### HOW TO COMPLETE THIS TASK
Copy each line of the data below with the word "group".

------------------------

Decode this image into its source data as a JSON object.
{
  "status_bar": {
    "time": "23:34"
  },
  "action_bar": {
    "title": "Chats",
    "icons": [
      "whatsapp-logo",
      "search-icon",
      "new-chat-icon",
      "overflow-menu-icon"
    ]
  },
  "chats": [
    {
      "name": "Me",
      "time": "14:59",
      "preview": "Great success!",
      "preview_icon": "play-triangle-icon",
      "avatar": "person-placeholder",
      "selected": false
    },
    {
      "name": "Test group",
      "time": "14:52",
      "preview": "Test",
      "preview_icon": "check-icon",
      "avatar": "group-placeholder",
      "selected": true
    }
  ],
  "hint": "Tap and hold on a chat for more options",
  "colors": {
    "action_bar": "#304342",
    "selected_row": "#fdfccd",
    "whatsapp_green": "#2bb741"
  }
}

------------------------

### THE COMPLETED TASK
      "name": "Test group",
      "avatar": "group-placeholder",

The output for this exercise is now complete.